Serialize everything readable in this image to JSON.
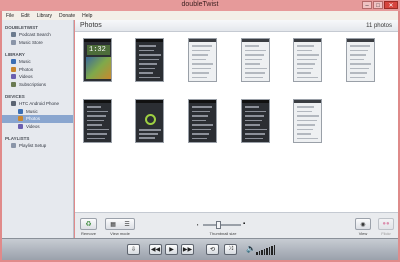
{
  "window": {
    "title": "doubleTwist",
    "min": "–",
    "max": "□",
    "close": "✕"
  },
  "menu": [
    "File",
    "Edit",
    "Library",
    "Donate",
    "Help"
  ],
  "sidebar": {
    "sections": [
      {
        "title": "DOUBLETWIST",
        "items": [
          {
            "label": "Podcast Search",
            "icon": "podcast-search-icon",
            "color": "#6c7b8e"
          },
          {
            "label": "Music Store",
            "icon": "music-store-icon",
            "color": "#8a95a8"
          }
        ]
      },
      {
        "title": "LIBRARY",
        "items": [
          {
            "label": "Music",
            "icon": "music-icon",
            "color": "#3b6fb4"
          },
          {
            "label": "Photos",
            "icon": "photos-icon",
            "color": "#c9862e"
          },
          {
            "label": "Videos",
            "icon": "videos-icon",
            "color": "#6b5fb0"
          },
          {
            "label": "Subscriptions",
            "icon": "subscriptions-icon",
            "color": "#6a7a52"
          }
        ]
      },
      {
        "title": "DEVICES",
        "items": [
          {
            "label": "HTC Android Phone",
            "icon": "phone-icon",
            "color": "#5b6472"
          },
          {
            "label": "Music",
            "icon": "music-icon",
            "color": "#3b6fb4",
            "sub": true
          },
          {
            "label": "Photos",
            "icon": "photos-icon",
            "color": "#c9862e",
            "sub": true,
            "selected": true
          },
          {
            "label": "Videos",
            "icon": "videos-icon",
            "color": "#6b5fb0",
            "sub": true
          }
        ]
      },
      {
        "title": "PLAYLISTS",
        "items": [
          {
            "label": "Playlist Setup",
            "icon": "playlist-icon",
            "color": "#8a95a8"
          }
        ]
      }
    ]
  },
  "main": {
    "title": "Photos",
    "count": "11 photos",
    "thumbs": [
      {
        "style": "home",
        "text": "1:32"
      },
      {
        "style": "dark"
      },
      {
        "style": "light"
      },
      {
        "style": "light"
      },
      {
        "style": "light"
      },
      {
        "style": "light"
      },
      {
        "style": "dark"
      },
      {
        "style": "welcome"
      },
      {
        "style": "dark"
      },
      {
        "style": "dark"
      },
      {
        "style": "light"
      }
    ]
  },
  "bottom": {
    "remove_label": "Remove",
    "viewmode_label": "View mode",
    "thumbsize_label": "Thumbnail size",
    "view_label": "View",
    "flickr_label": "Flickr",
    "thumb_size_value": 0.4
  },
  "transport": {
    "sync": "⇩",
    "prev": "◀◀",
    "play": "▶",
    "next": "▶▶",
    "repeat": "⟲",
    "shuffle": "⤨",
    "volume": "🔈"
  }
}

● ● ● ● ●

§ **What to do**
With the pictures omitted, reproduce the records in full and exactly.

§ **Solution below**
Serialize everything readable in this image to JSON.
{
  "window": {
    "title": "doubleTwist",
    "min": "–",
    "max": "□",
    "close": "✕"
  },
  "menu": [
    "File",
    "Edit",
    "Library",
    "Donate",
    "Help"
  ],
  "sidebar": {
    "sections": [
      {
        "title": "DOUBLETWIST",
        "items": [
          {
            "label": "Podcast Search",
            "icon": "podcast-search-icon",
            "color": "#6c7b8e"
          },
          {
            "label": "Music Store",
            "icon": "music-store-icon",
            "color": "#8a95a8"
          }
        ]
      },
      {
        "title": "LIBRARY",
        "items": [
          {
            "label": "Music",
            "icon": "music-icon",
            "color": "#3b6fb4"
          },
          {
            "label": "Photos",
            "icon": "photos-icon",
            "color": "#c9862e"
          },
          {
            "label": "Videos",
            "icon": "videos-icon",
            "color": "#6b5fb0"
          },
          {
            "label": "Subscriptions",
            "icon": "subscriptions-icon",
            "color": "#6a7a52"
          }
        ]
      },
      {
        "title": "DEVICES",
        "items": [
          {
            "label": "HTC Android Phone",
            "icon": "phone-icon",
            "color": "#5b6472"
          },
          {
            "label": "Music",
            "icon": "music-icon",
            "color": "#3b6fb4",
            "sub": true
          },
          {
            "label": "Photos",
            "icon": "photos-icon",
            "color": "#c9862e",
            "sub": true,
            "selected": true
          },
          {
            "label": "Videos",
            "icon": "videos-icon",
            "color": "#6b5fb0",
            "sub": true
          }
        ]
      },
      {
        "title": "PLAYLISTS",
        "items": [
          {
            "label": "Playlist Setup",
            "icon": "playlist-icon",
            "color": "#8a95a8"
          }
        ]
      }
    ]
  },
  "main": {
    "title": "Photos",
    "count": "11 photos",
    "thumbs": [
      {
        "style": "home",
        "text": "1:32"
      },
      {
        "style": "dark"
      },
      {
        "style": "light"
      },
      {
        "style": "light"
      },
      {
        "style": "light"
      },
      {
        "style": "light"
      },
      {
        "style": "dark"
      },
      {
        "style": "welcome"
      },
      {
        "style": "dark"
      },
      {
        "style": "dark"
      },
      {
        "style": "light"
      }
    ]
  },
  "bottom": {
    "remove_label": "Remove",
    "viewmode_label": "View mode",
    "thumbsize_label": "Thumbnail size",
    "view_label": "View",
    "flickr_label": "Flickr",
    "thumb_size_value": 0.4
  },
  "transport": {
    "sync": "⇩",
    "prev": "◀◀",
    "play": "▶",
    "next": "▶▶",
    "repeat": "⟲",
    "shuffle": "⤨",
    "volume": "🔈"
  }
}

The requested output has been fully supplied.